How many high school juniors are athletes? Many are, and why shouldn’t they be? Athletics is a fun and social way to stay in shape and let off steam after school. For all the junior scholar-athletes out there, let me draw some analogies from the world of sports to describe the ideal SAT and ACT prep program.
NEW TO THE SPORT
Doing nothing at all to prepare for the tests is like trying to play a sport before you even know the rules. You arrive out of shape and unable to show off your skills. Students who walk in cold either assume they can’t study for a standardized test (wrong) or are unmotivated to make test prep a priority. Hang on… there’s a much better way!
TUTORING AND CLASSES
You’ve joined the team! All the instruction, coaching, and playing facilities are available to you. You have a great opportunity to sharpen your skills, learn new strategies, prepare for competition, and get into good mental shape. Juniors who view test prep as a season have a plan to follow and an end goal in sight. Juniors who prep early in the school year can use the fall, winter, and even spring seasons, if needed.
Taking a full-length practice test is like playing in a scrimmage game.

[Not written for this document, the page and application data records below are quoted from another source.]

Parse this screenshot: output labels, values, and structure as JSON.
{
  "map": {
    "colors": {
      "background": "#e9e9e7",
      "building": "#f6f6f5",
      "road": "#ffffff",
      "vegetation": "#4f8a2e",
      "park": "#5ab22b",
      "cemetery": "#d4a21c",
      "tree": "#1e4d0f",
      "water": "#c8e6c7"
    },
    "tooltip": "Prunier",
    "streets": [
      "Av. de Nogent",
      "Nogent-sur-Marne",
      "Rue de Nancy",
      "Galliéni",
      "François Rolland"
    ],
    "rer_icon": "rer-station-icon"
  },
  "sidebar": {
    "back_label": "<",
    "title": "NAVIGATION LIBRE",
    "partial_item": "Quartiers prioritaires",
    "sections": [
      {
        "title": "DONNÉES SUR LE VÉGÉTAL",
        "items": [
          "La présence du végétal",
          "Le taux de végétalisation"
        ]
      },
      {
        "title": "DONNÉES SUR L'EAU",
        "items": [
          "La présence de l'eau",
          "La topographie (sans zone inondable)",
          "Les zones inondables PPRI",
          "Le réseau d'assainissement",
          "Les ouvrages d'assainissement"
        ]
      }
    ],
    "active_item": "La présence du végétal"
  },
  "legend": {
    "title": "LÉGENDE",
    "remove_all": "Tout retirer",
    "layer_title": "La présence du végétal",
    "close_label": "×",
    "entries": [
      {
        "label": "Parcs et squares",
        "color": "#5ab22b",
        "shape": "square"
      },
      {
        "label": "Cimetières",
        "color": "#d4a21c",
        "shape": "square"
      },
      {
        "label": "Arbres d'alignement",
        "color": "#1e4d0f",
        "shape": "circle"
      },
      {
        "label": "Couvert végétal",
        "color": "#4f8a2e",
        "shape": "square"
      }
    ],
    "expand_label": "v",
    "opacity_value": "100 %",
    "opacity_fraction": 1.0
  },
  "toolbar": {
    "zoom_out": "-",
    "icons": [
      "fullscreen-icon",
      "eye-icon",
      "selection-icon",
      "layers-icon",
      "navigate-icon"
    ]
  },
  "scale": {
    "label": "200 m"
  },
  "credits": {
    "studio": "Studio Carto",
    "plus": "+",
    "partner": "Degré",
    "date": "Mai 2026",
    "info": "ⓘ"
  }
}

You can practice your game-day skills in a setting much like a league game, but without the risk of a poor performance hurting your record. The importance of this practice test setting and environment can’t be overstated: you can bring all your new skills to the forefront, PLUS GET A SENSE OF GAME-DAY TIMING, PACING, AND STRATEGY. Familiarizing yourself with the test structure is like knowing your opponent; the more you know, the better prepared you’ll be to go up against the big test.
PRACTICE TEST REVIEW
For an athlete, nothing compares to post-game analysis, the dreaded yet vital review of game tapes. For a test taker, test review is essential. By analyzing your practice test performance with your tutor, you greatly expand your skill set. You provide yourself a priceless opportunity to learn from your mistakes. This is where the “game” gets personal: how can I increase my chances of getting these types of questions right next time? After all, score improvement is often a game of inches, where just a few more right answers can be enough to get you into a new achievement bracket.
At last, you’ve made it to the big game, prepared to win out over all obstacles. You know what’s expected, and what it will take to succeed: EVERYTHING YOU’VE GOT. You fight for every point and leave it all on the field. You walk away fatigued, knowing you did your very best, right from the beginning of your prep season.
There is a lull in the action while you wait for your test scores. Time to rest and take a break from prep. Once the scores come in, you’ll find out if all your hard work yielded the results you wanted. If so, victory! If not, it’s time to apply the age-old line immortalized by Dodgers and Cubs fans: wait ’til next year. Except in your case, your next shot at the test won’t be a whole year away!
Student athletes, keep working on your game… your test game, that is! And stay in good physical shape too, by eating well, getting rest, and working out. You’ll be building physical endurance, which will offer added stamina for those four-hour test marathons.